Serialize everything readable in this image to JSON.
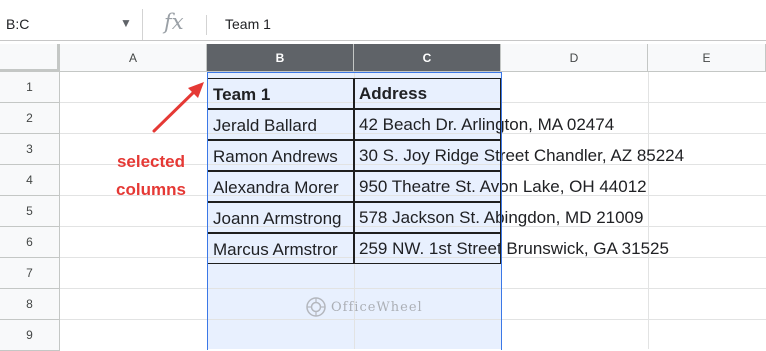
{
  "formula_bar": {
    "name_box": "B:C",
    "fx_label": "fx",
    "value": "Team 1"
  },
  "columns": [
    "A",
    "B",
    "C",
    "D",
    "E"
  ],
  "rows": [
    "1",
    "2",
    "3",
    "4",
    "5",
    "6",
    "7",
    "8",
    "9"
  ],
  "table": {
    "headers": [
      "Team 1",
      "Address"
    ],
    "names": [
      "Jerald Ballard",
      "Ramon Andrews",
      "Alexandra Morer",
      "Joann Armstrong",
      "Marcus Armstror"
    ],
    "addresses": [
      "42 Beach Dr. Arlington, MA 02474",
      "30 S. Joy Ridge Street Chandler, AZ 85224",
      "950 Theatre St. Avon Lake, OH 44012",
      "578 Jackson St. Abingdon, MD 21009",
      "259 NW. 1st Street Brunswick, GA 31525"
    ]
  },
  "annotation": {
    "line1": "selected",
    "line2": "columns",
    "color": "#e53935"
  },
  "watermark": "OfficeWheel",
  "colors": {
    "selection_fill": "#e8f0fe",
    "selection_border": "#3b78e7",
    "selected_header": "#5f6368"
  }
}
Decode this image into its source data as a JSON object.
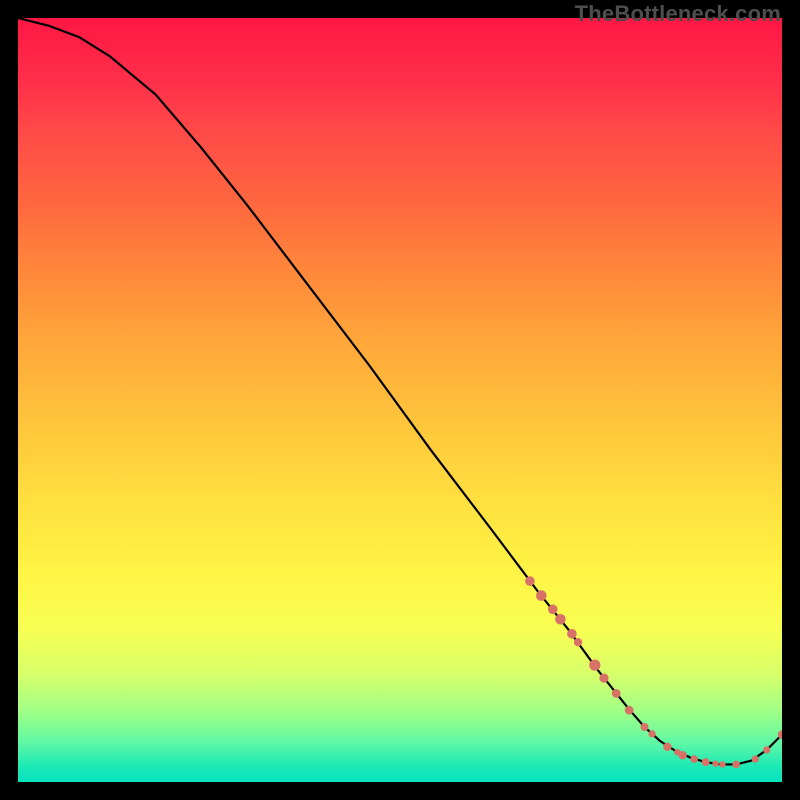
{
  "watermark": "TheBottleneck.com",
  "chart_data": {
    "type": "line",
    "title": "",
    "xlabel": "",
    "ylabel": "",
    "xlim": [
      0,
      100
    ],
    "ylim": [
      0,
      100
    ],
    "series": [
      {
        "name": "curve",
        "x": [
          0,
          4,
          8,
          12,
          18,
          24,
          30,
          38,
          46,
          54,
          62,
          68,
          72,
          76,
          80,
          82,
          84,
          86,
          88,
          90,
          92,
          94,
          96,
          98,
          100
        ],
        "y": [
          100,
          99,
          97.5,
          95,
          90,
          83,
          75.5,
          65,
          54.5,
          43.5,
          33,
          25,
          20,
          14.5,
          9.5,
          7.2,
          5.4,
          4.1,
          3.2,
          2.6,
          2.3,
          2.3,
          2.8,
          4.2,
          6.2
        ]
      }
    ],
    "markers": [
      {
        "x": 67.0,
        "y": 26.3,
        "r": 4.8
      },
      {
        "x": 68.5,
        "y": 24.4,
        "r": 5.3
      },
      {
        "x": 70.0,
        "y": 22.6,
        "r": 4.8
      },
      {
        "x": 71.0,
        "y": 21.3,
        "r": 5.3
      },
      {
        "x": 72.5,
        "y": 19.4,
        "r": 4.8
      },
      {
        "x": 73.3,
        "y": 18.3,
        "r": 4.2
      },
      {
        "x": 75.5,
        "y": 15.3,
        "r": 5.6
      },
      {
        "x": 76.7,
        "y": 13.6,
        "r": 4.6
      },
      {
        "x": 78.3,
        "y": 11.6,
        "r": 4.4
      },
      {
        "x": 80.0,
        "y": 9.4,
        "r": 4.4
      },
      {
        "x": 82.0,
        "y": 7.2,
        "r": 4.0
      },
      {
        "x": 83.0,
        "y": 6.3,
        "r": 3.6
      },
      {
        "x": 85.0,
        "y": 4.6,
        "r": 4.2
      },
      {
        "x": 86.3,
        "y": 3.9,
        "r": 3.2
      },
      {
        "x": 87.0,
        "y": 3.5,
        "r": 4.2
      },
      {
        "x": 88.5,
        "y": 3.0,
        "r": 3.8
      },
      {
        "x": 90.0,
        "y": 2.6,
        "r": 4.0
      },
      {
        "x": 91.3,
        "y": 2.4,
        "r": 3.2
      },
      {
        "x": 92.2,
        "y": 2.3,
        "r": 3.2
      },
      {
        "x": 94.0,
        "y": 2.3,
        "r": 3.8
      },
      {
        "x": 96.5,
        "y": 3.0,
        "r": 3.6
      },
      {
        "x": 98.0,
        "y": 4.2,
        "r": 3.6
      },
      {
        "x": 100.0,
        "y": 6.2,
        "r": 4.2
      }
    ],
    "colors": {
      "line": "#000000",
      "marker": "#d87266"
    }
  }
}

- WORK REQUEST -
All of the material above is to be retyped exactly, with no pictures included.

- RESULT -
Serialize everything readable in this image to JSON.
{
  "formula_bar": {
    "name_box": "B:C",
    "fx_label": "fx",
    "value": "Team 1"
  },
  "columns": [
    "A",
    "B",
    "C",
    "D",
    "E"
  ],
  "rows": [
    "1",
    "2",
    "3",
    "4",
    "5",
    "6",
    "7",
    "8",
    "9"
  ],
  "table": {
    "headers": [
      "Team 1",
      "Address"
    ],
    "names": [
      "Jerald Ballard",
      "Ramon Andrews",
      "Alexandra Morer",
      "Joann Armstrong",
      "Marcus Armstror"
    ],
    "addresses": [
      "42 Beach Dr. Arlington, MA 02474",
      "30 S. Joy Ridge Street Chandler, AZ 85224",
      "950 Theatre St. Avon Lake, OH 44012",
      "578 Jackson St. Abingdon, MD 21009",
      "259 NW. 1st Street Brunswick, GA 31525"
    ]
  },
  "annotation": {
    "line1": "selected",
    "line2": "columns",
    "color": "#e53935"
  },
  "watermark": "OfficeWheel",
  "colors": {
    "selection_fill": "#e8f0fe",
    "selection_border": "#3b78e7",
    "selected_header": "#5f6368"
  }
}
Decode this image into its source data as a JSON object.
{
  "watermark": "TheBottleneck.com",
  "chart_data": {
    "type": "line",
    "title": "",
    "xlabel": "",
    "ylabel": "",
    "xlim": [
      0,
      100
    ],
    "ylim": [
      0,
      100
    ],
    "series": [
      {
        "name": "curve",
        "x": [
          0,
          4,
          8,
          12,
          18,
          24,
          30,
          38,
          46,
          54,
          62,
          68,
          72,
          76,
          80,
          82,
          84,
          86,
          88,
          90,
          92,
          94,
          96,
          98,
          100
        ],
        "y": [
          100,
          99,
          97.5,
          95,
          90,
          83,
          75.5,
          65,
          54.5,
          43.5,
          33,
          25,
          20,
          14.5,
          9.5,
          7.2,
          5.4,
          4.1,
          3.2,
          2.6,
          2.3,
          2.3,
          2.8,
          4.2,
          6.2
        ]
      }
    ],
    "markers": [
      {
        "x": 67.0,
        "y": 26.3,
        "r": 4.8
      },
      {
        "x": 68.5,
        "y": 24.4,
        "r": 5.3
      },
      {
        "x": 70.0,
        "y": 22.6,
        "r": 4.8
      },
      {
        "x": 71.0,
        "y": 21.3,
        "r": 5.3
      },
      {
        "x": 72.5,
        "y": 19.4,
        "r": 4.8
      },
      {
        "x": 73.3,
        "y": 18.3,
        "r": 4.2
      },
      {
        "x": 75.5,
        "y": 15.3,
        "r": 5.6
      },
      {
        "x": 76.7,
        "y": 13.6,
        "r": 4.6
      },
      {
        "x": 78.3,
        "y": 11.6,
        "r": 4.4
      },
      {
        "x": 80.0,
        "y": 9.4,
        "r": 4.4
      },
      {
        "x": 82.0,
        "y": 7.2,
        "r": 4.0
      },
      {
        "x": 83.0,
        "y": 6.3,
        "r": 3.6
      },
      {
        "x": 85.0,
        "y": 4.6,
        "r": 4.2
      },
      {
        "x": 86.3,
        "y": 3.9,
        "r": 3.2
      },
      {
        "x": 87.0,
        "y": 3.5,
        "r": 4.2
      },
      {
        "x": 88.5,
        "y": 3.0,
        "r": 3.8
      },
      {
        "x": 90.0,
        "y": 2.6,
        "r": 4.0
      },
      {
        "x": 91.3,
        "y": 2.4,
        "r": 3.2
      },
      {
        "x": 92.2,
        "y": 2.3,
        "r": 3.2
      },
      {
        "x": 94.0,
        "y": 2.3,
        "r": 3.8
      },
      {
        "x": 96.5,
        "y": 3.0,
        "r": 3.6
      },
      {
        "x": 98.0,
        "y": 4.2,
        "r": 3.6
      },
      {
        "x": 100.0,
        "y": 6.2,
        "r": 4.2
      }
    ],
    "colors": {
      "line": "#000000",
      "marker": "#d87266"
    }
  }
}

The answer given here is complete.